(Records contained in a dataset)
══════════
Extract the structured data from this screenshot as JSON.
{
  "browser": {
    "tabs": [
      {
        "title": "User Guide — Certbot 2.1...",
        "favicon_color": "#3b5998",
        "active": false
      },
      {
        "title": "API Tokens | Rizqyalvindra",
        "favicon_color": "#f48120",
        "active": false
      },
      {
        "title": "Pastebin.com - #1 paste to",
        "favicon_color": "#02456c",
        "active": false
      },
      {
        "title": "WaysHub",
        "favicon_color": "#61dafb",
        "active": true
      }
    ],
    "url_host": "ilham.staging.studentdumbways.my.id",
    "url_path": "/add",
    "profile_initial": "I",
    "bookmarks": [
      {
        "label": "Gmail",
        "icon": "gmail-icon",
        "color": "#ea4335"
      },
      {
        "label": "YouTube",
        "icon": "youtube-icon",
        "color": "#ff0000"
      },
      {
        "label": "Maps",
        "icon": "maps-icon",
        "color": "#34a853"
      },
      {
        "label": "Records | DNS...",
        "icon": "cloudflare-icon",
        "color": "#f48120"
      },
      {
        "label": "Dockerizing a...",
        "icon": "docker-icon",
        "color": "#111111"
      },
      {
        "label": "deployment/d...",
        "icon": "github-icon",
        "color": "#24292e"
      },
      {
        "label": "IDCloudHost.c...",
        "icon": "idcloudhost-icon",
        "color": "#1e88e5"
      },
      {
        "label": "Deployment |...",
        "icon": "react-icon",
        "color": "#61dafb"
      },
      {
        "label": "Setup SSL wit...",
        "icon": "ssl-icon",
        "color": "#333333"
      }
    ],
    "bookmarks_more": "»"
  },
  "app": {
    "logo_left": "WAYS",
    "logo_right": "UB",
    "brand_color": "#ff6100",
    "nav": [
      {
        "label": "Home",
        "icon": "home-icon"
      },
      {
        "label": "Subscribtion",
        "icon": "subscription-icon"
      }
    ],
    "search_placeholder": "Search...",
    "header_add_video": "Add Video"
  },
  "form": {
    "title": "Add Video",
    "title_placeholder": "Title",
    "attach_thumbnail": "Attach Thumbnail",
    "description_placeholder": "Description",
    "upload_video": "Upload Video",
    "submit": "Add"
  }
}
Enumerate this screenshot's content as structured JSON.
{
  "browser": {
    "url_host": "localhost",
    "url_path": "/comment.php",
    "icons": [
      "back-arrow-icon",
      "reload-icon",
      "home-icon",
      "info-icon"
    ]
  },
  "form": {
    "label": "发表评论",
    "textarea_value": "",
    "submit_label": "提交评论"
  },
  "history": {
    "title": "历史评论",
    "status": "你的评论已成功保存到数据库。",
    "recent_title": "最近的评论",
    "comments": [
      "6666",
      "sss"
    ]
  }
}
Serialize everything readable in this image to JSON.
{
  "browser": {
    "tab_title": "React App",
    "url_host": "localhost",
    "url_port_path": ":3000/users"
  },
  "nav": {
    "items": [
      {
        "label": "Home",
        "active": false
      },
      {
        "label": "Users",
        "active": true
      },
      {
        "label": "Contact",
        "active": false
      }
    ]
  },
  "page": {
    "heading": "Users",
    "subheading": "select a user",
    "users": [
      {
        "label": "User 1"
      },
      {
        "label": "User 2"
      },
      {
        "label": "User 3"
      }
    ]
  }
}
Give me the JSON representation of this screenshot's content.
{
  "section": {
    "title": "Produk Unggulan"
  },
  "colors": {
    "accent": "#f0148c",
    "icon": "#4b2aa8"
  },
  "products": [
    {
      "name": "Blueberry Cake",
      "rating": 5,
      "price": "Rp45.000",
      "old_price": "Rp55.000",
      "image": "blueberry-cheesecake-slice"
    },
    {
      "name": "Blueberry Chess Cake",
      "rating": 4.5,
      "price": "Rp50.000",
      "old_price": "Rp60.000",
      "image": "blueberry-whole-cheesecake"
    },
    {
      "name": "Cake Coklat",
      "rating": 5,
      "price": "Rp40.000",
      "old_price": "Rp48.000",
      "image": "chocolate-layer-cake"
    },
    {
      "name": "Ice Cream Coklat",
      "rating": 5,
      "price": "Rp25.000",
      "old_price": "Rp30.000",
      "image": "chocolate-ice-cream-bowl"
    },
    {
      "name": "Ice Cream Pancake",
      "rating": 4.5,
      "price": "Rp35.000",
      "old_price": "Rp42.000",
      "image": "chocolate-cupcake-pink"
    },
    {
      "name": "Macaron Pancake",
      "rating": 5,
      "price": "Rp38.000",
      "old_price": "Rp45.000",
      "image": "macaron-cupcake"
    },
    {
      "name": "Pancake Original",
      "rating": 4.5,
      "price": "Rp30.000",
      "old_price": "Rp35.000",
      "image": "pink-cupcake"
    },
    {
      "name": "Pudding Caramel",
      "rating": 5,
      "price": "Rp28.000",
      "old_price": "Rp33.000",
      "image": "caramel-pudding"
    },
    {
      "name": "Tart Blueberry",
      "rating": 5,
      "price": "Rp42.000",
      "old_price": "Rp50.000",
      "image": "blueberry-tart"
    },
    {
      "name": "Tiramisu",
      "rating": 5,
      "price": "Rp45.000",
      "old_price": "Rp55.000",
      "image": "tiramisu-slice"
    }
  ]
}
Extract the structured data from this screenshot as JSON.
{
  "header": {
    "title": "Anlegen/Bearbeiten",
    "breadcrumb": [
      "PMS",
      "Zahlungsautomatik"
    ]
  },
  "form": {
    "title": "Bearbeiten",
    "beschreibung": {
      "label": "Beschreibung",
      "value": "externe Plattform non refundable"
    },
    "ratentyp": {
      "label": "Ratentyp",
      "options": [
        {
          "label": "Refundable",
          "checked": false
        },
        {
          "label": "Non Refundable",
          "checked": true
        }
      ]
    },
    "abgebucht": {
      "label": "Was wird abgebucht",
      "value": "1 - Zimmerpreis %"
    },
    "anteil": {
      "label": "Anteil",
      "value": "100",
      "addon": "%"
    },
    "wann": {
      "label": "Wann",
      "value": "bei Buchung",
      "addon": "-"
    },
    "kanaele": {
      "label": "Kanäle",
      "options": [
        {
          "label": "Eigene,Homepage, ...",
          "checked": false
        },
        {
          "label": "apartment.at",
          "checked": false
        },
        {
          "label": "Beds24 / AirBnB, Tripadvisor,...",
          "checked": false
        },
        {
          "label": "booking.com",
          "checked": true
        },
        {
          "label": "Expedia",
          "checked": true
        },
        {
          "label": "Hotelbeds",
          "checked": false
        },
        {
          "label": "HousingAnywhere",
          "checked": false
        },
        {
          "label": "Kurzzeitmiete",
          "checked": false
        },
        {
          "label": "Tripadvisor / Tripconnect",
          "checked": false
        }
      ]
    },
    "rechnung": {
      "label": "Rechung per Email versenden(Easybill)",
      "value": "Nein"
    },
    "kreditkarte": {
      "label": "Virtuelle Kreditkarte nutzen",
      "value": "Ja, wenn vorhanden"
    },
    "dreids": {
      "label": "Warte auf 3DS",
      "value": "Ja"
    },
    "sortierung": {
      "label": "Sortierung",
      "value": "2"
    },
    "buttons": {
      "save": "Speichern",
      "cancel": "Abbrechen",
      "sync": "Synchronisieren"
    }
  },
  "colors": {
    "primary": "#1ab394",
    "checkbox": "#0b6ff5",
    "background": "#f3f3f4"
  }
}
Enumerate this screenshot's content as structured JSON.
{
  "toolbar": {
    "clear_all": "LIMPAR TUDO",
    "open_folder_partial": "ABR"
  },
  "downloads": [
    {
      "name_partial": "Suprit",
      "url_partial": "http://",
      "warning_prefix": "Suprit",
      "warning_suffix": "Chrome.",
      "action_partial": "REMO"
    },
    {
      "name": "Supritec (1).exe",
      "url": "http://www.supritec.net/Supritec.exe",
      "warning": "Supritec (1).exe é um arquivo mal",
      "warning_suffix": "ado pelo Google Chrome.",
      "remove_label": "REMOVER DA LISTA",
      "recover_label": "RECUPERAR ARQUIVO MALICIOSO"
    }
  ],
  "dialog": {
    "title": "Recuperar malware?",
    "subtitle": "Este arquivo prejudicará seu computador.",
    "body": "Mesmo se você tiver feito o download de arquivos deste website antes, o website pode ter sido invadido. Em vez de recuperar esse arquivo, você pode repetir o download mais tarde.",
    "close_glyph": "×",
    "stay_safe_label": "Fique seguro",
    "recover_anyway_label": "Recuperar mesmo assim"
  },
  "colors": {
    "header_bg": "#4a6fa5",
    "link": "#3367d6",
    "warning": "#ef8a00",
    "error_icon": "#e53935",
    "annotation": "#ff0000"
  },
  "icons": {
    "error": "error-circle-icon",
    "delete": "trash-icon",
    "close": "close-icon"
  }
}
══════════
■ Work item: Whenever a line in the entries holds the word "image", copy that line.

■ Response box:
Serialize everything readable in this image to JSON.
      "image": "blueberry-cheesecake-slice"
      "image": "blueberry-whole-cheesecake"
      "image": "chocolate-layer-cake"
      "image": "chocolate-ice-cream-bowl"
      "image": "chocolate-cupcake-pink"
      "image": "macaron-cupcake"
      "image": "pink-cupcake"
      "image": "caramel-pudding"
      "image": "blueberry-tart"
      "image": "tiramisu-slice"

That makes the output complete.